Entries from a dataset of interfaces
++++++++

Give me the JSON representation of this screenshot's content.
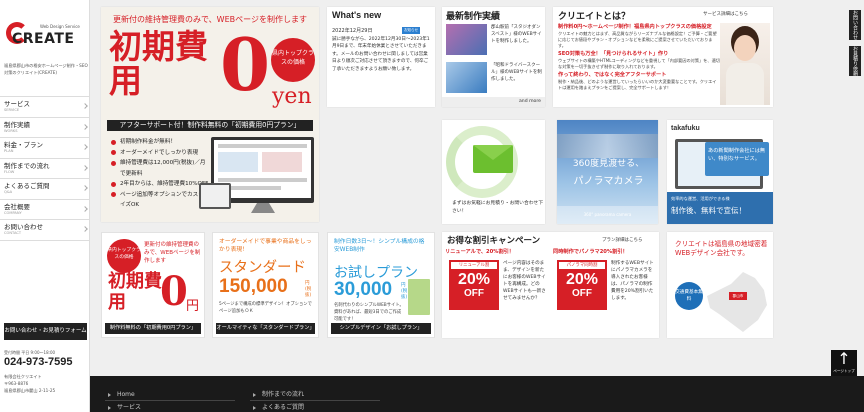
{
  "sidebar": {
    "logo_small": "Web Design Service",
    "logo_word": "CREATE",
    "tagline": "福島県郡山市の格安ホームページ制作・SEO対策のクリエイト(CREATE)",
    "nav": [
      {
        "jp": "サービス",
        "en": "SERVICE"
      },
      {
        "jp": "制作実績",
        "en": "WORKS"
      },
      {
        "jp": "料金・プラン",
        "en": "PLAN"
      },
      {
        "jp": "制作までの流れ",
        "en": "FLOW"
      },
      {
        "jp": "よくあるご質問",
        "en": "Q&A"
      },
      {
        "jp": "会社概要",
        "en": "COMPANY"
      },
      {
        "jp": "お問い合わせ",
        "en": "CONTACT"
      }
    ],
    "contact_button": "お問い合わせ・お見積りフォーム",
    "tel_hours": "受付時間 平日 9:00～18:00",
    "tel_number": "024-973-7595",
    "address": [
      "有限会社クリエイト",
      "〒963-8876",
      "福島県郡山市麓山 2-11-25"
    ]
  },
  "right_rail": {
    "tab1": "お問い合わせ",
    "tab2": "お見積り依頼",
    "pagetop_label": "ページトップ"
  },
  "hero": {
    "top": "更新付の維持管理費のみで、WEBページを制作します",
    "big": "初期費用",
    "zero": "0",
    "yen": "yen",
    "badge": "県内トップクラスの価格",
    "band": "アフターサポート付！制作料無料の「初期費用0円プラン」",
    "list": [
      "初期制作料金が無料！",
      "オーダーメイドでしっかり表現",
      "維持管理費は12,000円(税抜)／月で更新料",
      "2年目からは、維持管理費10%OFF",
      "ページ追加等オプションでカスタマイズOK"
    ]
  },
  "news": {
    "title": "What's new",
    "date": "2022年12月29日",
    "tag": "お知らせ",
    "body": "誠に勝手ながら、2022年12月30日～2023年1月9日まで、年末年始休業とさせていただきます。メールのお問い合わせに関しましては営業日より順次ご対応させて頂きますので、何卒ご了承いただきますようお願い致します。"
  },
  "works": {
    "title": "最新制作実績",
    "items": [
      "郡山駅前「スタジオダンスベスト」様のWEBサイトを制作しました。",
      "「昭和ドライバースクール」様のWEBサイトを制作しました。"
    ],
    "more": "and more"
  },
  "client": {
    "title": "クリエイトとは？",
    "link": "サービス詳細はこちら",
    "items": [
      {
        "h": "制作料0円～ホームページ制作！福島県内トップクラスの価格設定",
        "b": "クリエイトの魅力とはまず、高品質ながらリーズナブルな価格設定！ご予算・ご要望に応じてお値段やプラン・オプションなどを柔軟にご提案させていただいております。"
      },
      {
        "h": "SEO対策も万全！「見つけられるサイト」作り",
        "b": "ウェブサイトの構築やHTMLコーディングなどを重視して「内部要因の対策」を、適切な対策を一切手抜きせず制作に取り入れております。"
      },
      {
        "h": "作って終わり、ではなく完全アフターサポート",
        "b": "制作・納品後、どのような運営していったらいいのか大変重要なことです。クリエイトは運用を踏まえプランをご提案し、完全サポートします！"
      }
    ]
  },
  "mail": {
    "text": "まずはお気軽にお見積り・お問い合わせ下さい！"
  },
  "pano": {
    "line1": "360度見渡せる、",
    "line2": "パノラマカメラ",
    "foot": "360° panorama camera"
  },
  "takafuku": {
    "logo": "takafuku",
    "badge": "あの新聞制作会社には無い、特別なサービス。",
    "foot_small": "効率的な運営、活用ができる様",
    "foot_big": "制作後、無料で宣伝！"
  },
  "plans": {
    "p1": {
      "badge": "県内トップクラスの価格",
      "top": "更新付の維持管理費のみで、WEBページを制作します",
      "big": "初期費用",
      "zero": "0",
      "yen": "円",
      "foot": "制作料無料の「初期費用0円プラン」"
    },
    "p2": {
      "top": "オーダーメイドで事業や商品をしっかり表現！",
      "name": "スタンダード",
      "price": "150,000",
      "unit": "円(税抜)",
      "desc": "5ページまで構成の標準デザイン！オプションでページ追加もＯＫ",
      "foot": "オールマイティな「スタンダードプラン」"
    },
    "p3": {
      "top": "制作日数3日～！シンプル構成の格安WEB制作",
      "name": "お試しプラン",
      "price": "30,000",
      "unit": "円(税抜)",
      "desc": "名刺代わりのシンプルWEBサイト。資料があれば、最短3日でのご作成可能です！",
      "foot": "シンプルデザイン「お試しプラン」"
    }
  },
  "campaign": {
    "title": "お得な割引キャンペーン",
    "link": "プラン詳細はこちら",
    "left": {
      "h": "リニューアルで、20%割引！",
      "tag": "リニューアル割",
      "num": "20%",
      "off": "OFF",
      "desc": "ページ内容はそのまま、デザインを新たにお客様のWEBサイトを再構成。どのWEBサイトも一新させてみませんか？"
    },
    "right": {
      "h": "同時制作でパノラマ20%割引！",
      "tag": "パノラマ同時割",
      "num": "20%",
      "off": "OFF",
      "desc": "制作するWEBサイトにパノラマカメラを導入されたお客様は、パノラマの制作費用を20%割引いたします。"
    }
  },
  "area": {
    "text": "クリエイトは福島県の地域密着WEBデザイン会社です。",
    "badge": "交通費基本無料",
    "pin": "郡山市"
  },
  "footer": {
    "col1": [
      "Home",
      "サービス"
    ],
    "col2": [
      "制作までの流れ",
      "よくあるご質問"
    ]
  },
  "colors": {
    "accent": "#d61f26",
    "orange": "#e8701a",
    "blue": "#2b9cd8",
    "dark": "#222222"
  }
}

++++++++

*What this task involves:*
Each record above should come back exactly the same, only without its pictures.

*Response:*
Give me the JSON representation of this screenshot's content.
{
  "sidebar": {
    "logo_small": "Web Design Service",
    "logo_word": "CREATE",
    "tagline": "福島県郡山市の格安ホームページ制作・SEO対策のクリエイト(CREATE)",
    "nav": [
      {
        "jp": "サービス",
        "en": "SERVICE"
      },
      {
        "jp": "制作実績",
        "en": "WORKS"
      },
      {
        "jp": "料金・プラン",
        "en": "PLAN"
      },
      {
        "jp": "制作までの流れ",
        "en": "FLOW"
      },
      {
        "jp": "よくあるご質問",
        "en": "Q&A"
      },
      {
        "jp": "会社概要",
        "en": "COMPANY"
      },
      {
        "jp": "お問い合わせ",
        "en": "CONTACT"
      }
    ],
    "contact_button": "お問い合わせ・お見積りフォーム",
    "tel_hours": "受付時間 平日 9:00～18:00",
    "tel_number": "024-973-7595",
    "address": [
      "有限会社クリエイト",
      "〒963-8876",
      "福島県郡山市麓山 2-11-25"
    ]
  },
  "right_rail": {
    "tab1": "お問い合わせ",
    "tab2": "お見積り依頼",
    "pagetop_label": "ページトップ"
  },
  "hero": {
    "top": "更新付の維持管理費のみで、WEBページを制作します",
    "big": "初期費用",
    "zero": "0",
    "yen": "yen",
    "badge": "県内トップクラスの価格",
    "band": "アフターサポート付！制作料無料の「初期費用0円プラン」",
    "list": [
      "初期制作料金が無料！",
      "オーダーメイドでしっかり表現",
      "維持管理費は12,000円(税抜)／月で更新料",
      "2年目からは、維持管理費10%OFF",
      "ページ追加等オプションでカスタマイズOK"
    ]
  },
  "news": {
    "title": "What's new",
    "date": "2022年12月29日",
    "tag": "お知らせ",
    "body": "誠に勝手ながら、2022年12月30日～2023年1月9日まで、年末年始休業とさせていただきます。メールのお問い合わせに関しましては営業日より順次ご対応させて頂きますので、何卒ご了承いただきますようお願い致します。"
  },
  "works": {
    "title": "最新制作実績",
    "items": [
      "郡山駅前「スタジオダンスベスト」様のWEBサイトを制作しました。",
      "「昭和ドライバースクール」様のWEBサイトを制作しました。"
    ],
    "more": "and more"
  },
  "client": {
    "title": "クリエイトとは？",
    "link": "サービス詳細はこちら",
    "items": [
      {
        "h": "制作料0円～ホームページ制作！福島県内トップクラスの価格設定",
        "b": "クリエイトの魅力とはまず、高品質ながらリーズナブルな価格設定！ご予算・ご要望に応じてお値段やプラン・オプションなどを柔軟にご提案させていただいております。"
      },
      {
        "h": "SEO対策も万全！「見つけられるサイト」作り",
        "b": "ウェブサイトの構築やHTMLコーディングなどを重視して「内部要因の対策」を、適切な対策を一切手抜きせず制作に取り入れております。"
      },
      {
        "h": "作って終わり、ではなく完全アフターサポート",
        "b": "制作・納品後、どのような運営していったらいいのか大変重要なことです。クリエイトは運用を踏まえプランをご提案し、完全サポートします！"
      }
    ]
  },
  "mail": {
    "text": "まずはお気軽にお見積り・お問い合わせ下さい！"
  },
  "pano": {
    "line1": "360度見渡せる、",
    "line2": "パノラマカメラ",
    "foot": "360° panorama camera"
  },
  "takafuku": {
    "logo": "takafuku",
    "badge": "あの新聞制作会社には無い、特別なサービス。",
    "foot_small": "効率的な運営、活用ができる様",
    "foot_big": "制作後、無料で宣伝！"
  },
  "plans": {
    "p1": {
      "badge": "県内トップクラスの価格",
      "top": "更新付の維持管理費のみで、WEBページを制作します",
      "big": "初期費用",
      "zero": "0",
      "yen": "円",
      "foot": "制作料無料の「初期費用0円プラン」"
    },
    "p2": {
      "top": "オーダーメイドで事業や商品をしっかり表現！",
      "name": "スタンダード",
      "price": "150,000",
      "unit": "円(税抜)",
      "desc": "5ページまで構成の標準デザイン！オプションでページ追加もＯＫ",
      "foot": "オールマイティな「スタンダードプラン」"
    },
    "p3": {
      "top": "制作日数3日～！シンプル構成の格安WEB制作",
      "name": "お試しプラン",
      "price": "30,000",
      "unit": "円(税抜)",
      "desc": "名刺代わりのシンプルWEBサイト。資料があれば、最短3日でのご作成可能です！",
      "foot": "シンプルデザイン「お試しプラン」"
    }
  },
  "campaign": {
    "title": "お得な割引キャンペーン",
    "link": "プラン詳細はこちら",
    "left": {
      "h": "リニューアルで、20%割引！",
      "tag": "リニューアル割",
      "num": "20%",
      "off": "OFF",
      "desc": "ページ内容はそのまま、デザインを新たにお客様のWEBサイトを再構成。どのWEBサイトも一新させてみませんか？"
    },
    "right": {
      "h": "同時制作でパノラマ20%割引！",
      "tag": "パノラマ同時割",
      "num": "20%",
      "off": "OFF",
      "desc": "制作するWEBサイトにパノラマカメラを導入されたお客様は、パノラマの制作費用を20%割引いたします。"
    }
  },
  "area": {
    "text": "クリエイトは福島県の地域密着WEBデザイン会社です。",
    "badge": "交通費基本無料",
    "pin": "郡山市"
  },
  "footer": {
    "col1": [
      "Home",
      "サービス"
    ],
    "col2": [
      "制作までの流れ",
      "よくあるご質問"
    ]
  },
  "colors": {
    "accent": "#d61f26",
    "orange": "#e8701a",
    "blue": "#2b9cd8",
    "dark": "#222222"
  }
}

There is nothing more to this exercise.